Guest Piece by Rebecca Eanes
Our culture feeds us a lot of negative ideas about children. When they are infants, we understand and are quick to declare that children are gifts. What a blessing a newborn baby is. Ah, but wait just a few months and the message begins to change. Right about the time they learn to walk and talk, the warnings come. “He’s walking? You’re in trouble now.” “Just wait, the terrible twos are coming.” “Terrible twos? Ha! Threenagers are way worse.” “Oh yeah, just wait until he’s a teenager.”
We are inundated with negative messages about how our children will manipulate us, purposefully test our boundaries, defy us just to get under our skin, push our buttons, and run us right over if we don’t show them who’s boss right away and rule with an iron fist. With the dire warnings come loads of advice from every angle telling us the best way to control our little tyrants.
What about the gift? Wasn’t she a blessing?
These toxic cultural messages poison our minds and negatively affect the way we see, and therefore relate, to our children. The clamor of the world drowns out the whispers of our hearts, and we end up viewing them not so much as blessings anymore as mischief to be managed. In our earnest to train them in appropriate behavior, we end up reducing children to little more than that, as though their behavior is what defines them. But children are so much more than the behavior they exhibit at any given moment. Children are more than their ability to sleep through the night, more than their willingness to instantly obey, more than a grade, and more than a mood. They are more than what we see on the surface, just as we are. Children are human beings, messy and beautiful, wild and compassionate, curious and full of wonder. When we reduce them to the behavior they currently display, we miss out on seeing their beauty, their light, and ultimately, their potential.

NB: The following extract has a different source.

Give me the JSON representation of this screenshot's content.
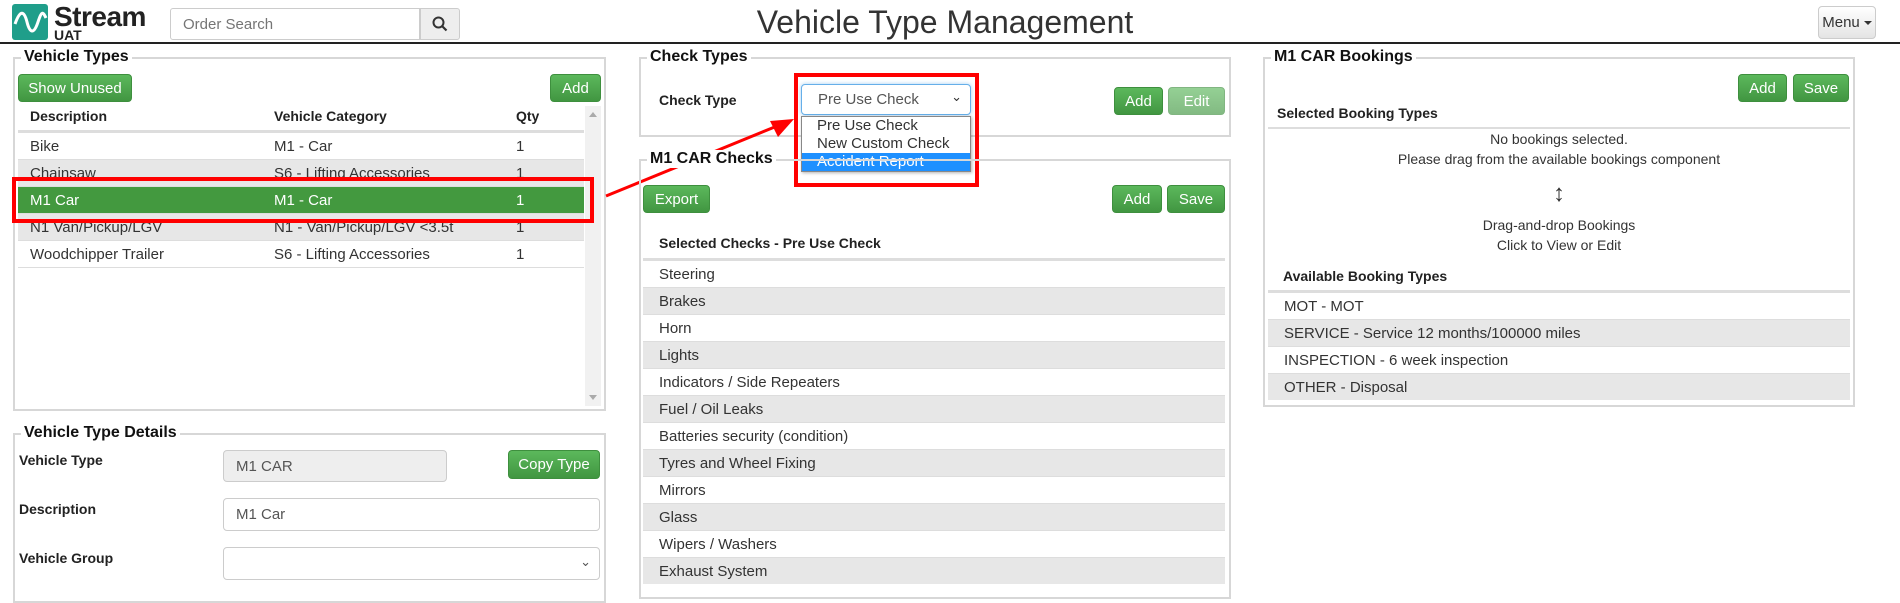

When we change the way we see children, when we continue to see them as our gifts even when they are two or twelve, even through the tantrums and defiance, we meet them with greater tenderness and a better ability to guide them back to the correct path. When we view them as mischief to be managed, we are automatically more defensive, triggered, and frustrated. Imagine a world where we choose to see the light in our children throughout all their childhood stages. What if we always looked at them with the same awe and wonder as we did on that first day we held them in our arms? What if we didn’t allow those negative, fearmongering messages change our perceptions?
If we can correct, teach, and guide our children from a position of seeing the light within them rather than their faults, how much higher will they reach? I call this being a light reflector because we intentionally look for the light in them and reflect it back so they can see it, too. After all, children come to see themselves the way their parents see them. What they see reflected in our eyes is often what they will become.
Will you be the person in your child’s life who always sees her light and reflects it back to her? That starts by looking for positive motives, even when she does something “bad.” Seeing their motives as negative (he’s trying to test me or she’s just pushing my buttons) triggers negative reactions in you. As a result, you may become angry, embarrassed, or frustrated. In that triggered state, you may justify making her feel bad because, in your mind, you’re doing it to make her a better person in the long run. So, you scold her for her wrongdoing, highlighting her character flaws and making her feel bad about herself. Unfortunately, when she sees her badness in your eyes, she may come to see herself as bad – not just her behavior, but her self. If that works its way into her self-concept, she’ll repeat the bad behavior because people behave how we see ourselves.
If, on the other hand, you choose to see positive intent, you see that she’s a good person who needs guidance on this issue. Even though you still correct her behavior, you’re reflecting her light. How do you assign positive intent to bad behavior? A child who hits his brother could be seen as a naughty child trying to hurt his sibling or he could be seen as a good child who is needing attention or direction and asking for it in an immature way, such as children do. A girl having a tantrum could be seen as trying to manipulate her parents into giving her way or she could be seen as a very young person struggling with a heavy load of emotions.
How we choose to see them not only affects our relationships with our children and how we approach them, but if affects their developing sense of self. How we see them is how they see themselves, so I ask you this final question – what do you want them to see?
Rebecca Eanes is the founder of http://www.positive-parents.org, creator of the popular Facebook page Positive Parenting: Toddlers and Beyond, contributing editor to Creative Child and Baby Maternity Magazines, and author of The Newbie’s Guide to Positive Parenting. In her new book, Positive Parenting: An Essential Guide, Rebecca shares her hard-won insights on giving up the conventional parenting paradigm to reconnect heart to heart with her children.